WHAT YOU NEED TO DO. If a line of the records contains the string "Delete", copy it out.

PROVIDED DATA.
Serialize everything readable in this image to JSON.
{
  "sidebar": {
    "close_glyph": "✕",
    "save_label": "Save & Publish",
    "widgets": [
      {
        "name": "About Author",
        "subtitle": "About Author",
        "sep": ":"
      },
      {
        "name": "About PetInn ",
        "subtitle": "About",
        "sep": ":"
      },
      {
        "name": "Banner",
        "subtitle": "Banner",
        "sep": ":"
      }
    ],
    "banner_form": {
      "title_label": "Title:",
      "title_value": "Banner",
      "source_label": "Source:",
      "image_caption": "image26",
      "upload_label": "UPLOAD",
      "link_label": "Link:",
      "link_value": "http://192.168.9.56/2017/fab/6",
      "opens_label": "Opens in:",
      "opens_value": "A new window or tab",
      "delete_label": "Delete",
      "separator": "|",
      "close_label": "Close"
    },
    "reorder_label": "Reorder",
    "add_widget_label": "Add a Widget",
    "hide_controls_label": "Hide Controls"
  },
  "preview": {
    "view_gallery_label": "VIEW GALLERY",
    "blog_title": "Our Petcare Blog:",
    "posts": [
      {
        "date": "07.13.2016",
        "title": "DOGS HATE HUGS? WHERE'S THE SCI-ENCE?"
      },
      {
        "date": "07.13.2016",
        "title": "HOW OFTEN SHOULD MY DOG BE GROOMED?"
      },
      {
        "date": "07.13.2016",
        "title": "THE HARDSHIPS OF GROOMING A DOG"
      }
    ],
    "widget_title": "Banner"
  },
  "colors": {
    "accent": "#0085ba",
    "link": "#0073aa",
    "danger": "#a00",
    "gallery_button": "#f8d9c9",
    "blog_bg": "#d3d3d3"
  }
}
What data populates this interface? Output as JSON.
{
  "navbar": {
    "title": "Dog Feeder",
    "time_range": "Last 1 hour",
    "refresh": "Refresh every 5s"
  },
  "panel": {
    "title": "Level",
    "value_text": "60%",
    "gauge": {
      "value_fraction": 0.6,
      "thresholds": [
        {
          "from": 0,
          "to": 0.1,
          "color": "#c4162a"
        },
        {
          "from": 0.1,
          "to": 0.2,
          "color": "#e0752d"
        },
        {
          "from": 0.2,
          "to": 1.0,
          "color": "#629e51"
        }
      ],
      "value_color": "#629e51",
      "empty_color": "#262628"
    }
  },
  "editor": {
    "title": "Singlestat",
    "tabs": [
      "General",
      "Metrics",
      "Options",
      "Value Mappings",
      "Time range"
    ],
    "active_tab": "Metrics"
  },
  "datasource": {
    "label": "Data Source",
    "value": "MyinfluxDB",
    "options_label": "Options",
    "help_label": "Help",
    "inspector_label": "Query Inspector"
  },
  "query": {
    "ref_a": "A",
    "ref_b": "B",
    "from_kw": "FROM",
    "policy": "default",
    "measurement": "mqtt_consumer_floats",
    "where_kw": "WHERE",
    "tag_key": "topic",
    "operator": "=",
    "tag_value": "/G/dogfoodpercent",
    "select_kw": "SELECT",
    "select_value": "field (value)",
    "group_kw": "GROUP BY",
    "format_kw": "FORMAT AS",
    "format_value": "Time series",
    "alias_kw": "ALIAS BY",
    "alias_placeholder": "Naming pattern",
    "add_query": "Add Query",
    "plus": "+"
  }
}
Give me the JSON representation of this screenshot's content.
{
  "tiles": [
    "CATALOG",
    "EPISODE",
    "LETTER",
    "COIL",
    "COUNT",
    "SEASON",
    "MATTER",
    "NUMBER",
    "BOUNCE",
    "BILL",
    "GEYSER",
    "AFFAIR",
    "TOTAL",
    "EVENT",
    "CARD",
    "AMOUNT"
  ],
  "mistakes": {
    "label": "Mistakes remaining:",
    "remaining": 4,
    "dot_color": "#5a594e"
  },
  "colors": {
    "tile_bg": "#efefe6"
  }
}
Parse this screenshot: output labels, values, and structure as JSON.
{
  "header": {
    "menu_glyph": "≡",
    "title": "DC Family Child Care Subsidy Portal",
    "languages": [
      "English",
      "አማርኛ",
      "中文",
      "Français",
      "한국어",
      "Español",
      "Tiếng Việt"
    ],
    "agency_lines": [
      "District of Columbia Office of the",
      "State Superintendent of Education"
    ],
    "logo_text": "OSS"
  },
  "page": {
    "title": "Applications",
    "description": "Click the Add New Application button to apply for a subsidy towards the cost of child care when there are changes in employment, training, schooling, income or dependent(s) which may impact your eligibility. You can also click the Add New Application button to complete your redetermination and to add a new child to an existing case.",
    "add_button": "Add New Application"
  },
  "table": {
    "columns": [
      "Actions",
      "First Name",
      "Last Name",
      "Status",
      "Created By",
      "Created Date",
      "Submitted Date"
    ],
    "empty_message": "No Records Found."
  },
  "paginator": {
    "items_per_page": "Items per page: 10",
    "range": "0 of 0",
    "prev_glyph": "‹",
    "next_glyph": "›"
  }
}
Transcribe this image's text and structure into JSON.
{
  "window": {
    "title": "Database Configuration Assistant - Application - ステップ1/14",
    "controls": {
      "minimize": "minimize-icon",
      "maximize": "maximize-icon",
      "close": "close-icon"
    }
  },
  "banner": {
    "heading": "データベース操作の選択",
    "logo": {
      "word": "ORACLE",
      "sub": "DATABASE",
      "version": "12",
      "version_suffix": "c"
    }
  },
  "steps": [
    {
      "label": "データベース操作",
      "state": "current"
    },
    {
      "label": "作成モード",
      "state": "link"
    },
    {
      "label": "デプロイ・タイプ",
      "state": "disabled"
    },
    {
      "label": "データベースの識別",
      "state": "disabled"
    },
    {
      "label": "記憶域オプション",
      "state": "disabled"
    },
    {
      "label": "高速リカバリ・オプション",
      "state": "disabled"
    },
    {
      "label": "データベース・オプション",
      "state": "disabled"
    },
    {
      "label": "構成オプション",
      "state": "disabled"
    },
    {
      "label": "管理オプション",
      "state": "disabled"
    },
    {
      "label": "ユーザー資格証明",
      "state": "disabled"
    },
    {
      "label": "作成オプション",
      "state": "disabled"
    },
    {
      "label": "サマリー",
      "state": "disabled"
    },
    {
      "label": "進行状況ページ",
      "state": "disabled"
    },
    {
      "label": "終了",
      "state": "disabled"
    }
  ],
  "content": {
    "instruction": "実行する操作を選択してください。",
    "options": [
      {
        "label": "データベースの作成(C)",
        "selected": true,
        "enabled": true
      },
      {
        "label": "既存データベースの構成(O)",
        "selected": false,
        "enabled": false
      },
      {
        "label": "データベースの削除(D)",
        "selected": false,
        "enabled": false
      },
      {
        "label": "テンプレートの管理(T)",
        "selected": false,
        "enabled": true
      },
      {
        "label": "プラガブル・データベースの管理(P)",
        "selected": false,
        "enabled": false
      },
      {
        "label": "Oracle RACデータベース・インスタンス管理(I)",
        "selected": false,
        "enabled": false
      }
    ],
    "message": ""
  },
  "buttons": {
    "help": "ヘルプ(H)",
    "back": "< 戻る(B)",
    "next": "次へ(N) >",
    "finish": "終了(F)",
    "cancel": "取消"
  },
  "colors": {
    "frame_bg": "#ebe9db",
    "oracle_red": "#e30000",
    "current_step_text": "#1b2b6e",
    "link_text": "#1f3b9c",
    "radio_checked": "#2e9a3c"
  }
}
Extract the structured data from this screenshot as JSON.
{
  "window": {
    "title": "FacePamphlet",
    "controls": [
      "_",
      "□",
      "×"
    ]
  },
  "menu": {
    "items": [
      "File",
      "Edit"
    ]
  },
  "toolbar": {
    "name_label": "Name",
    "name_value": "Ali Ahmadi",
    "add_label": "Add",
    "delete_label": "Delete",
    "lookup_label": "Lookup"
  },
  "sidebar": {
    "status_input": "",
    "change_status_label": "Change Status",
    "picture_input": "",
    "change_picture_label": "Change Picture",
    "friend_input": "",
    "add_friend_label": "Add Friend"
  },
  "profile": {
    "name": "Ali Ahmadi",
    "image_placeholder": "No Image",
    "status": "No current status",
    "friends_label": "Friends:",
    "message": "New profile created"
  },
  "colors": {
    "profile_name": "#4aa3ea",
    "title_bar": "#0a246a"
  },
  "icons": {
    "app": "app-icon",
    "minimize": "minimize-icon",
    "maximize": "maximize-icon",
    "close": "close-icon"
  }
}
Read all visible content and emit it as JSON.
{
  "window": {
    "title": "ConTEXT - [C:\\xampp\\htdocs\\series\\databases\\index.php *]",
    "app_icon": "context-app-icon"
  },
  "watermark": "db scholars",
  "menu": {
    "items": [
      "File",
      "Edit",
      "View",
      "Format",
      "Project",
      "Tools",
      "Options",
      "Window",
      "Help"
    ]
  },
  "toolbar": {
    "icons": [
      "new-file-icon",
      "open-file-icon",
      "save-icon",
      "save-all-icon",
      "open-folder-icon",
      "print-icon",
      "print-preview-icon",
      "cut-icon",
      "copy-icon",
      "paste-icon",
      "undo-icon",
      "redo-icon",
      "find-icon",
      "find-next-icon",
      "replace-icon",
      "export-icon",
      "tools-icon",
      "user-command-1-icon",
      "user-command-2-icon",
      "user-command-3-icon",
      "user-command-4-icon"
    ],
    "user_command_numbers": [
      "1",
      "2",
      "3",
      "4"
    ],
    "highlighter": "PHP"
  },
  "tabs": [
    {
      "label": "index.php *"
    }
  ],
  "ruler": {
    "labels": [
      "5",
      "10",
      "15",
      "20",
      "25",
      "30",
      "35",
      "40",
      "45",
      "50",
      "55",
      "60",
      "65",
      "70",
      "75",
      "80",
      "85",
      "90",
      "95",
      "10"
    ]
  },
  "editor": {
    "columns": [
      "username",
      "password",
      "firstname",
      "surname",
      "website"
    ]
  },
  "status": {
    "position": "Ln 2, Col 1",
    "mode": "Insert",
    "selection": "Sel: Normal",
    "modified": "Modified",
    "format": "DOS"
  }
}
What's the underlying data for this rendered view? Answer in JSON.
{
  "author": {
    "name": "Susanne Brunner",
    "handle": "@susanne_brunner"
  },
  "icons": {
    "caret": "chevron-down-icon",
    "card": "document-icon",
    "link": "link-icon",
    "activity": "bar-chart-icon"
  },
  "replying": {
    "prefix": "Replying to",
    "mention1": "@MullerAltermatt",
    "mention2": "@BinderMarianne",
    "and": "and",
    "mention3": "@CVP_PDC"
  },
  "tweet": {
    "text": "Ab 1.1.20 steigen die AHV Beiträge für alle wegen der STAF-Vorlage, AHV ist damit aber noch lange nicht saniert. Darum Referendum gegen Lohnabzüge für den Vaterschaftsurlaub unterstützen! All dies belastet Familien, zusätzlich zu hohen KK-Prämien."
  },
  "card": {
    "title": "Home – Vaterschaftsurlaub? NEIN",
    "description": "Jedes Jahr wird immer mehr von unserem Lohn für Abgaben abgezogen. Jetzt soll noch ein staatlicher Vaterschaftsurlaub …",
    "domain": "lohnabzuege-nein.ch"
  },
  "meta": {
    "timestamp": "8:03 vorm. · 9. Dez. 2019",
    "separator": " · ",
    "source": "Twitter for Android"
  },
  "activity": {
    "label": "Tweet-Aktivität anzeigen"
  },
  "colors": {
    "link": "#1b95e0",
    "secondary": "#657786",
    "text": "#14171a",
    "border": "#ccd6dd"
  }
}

ANSWER TO THE EXERCISE.
      "delete_label": "Delete",
    "delete_label": "Delete",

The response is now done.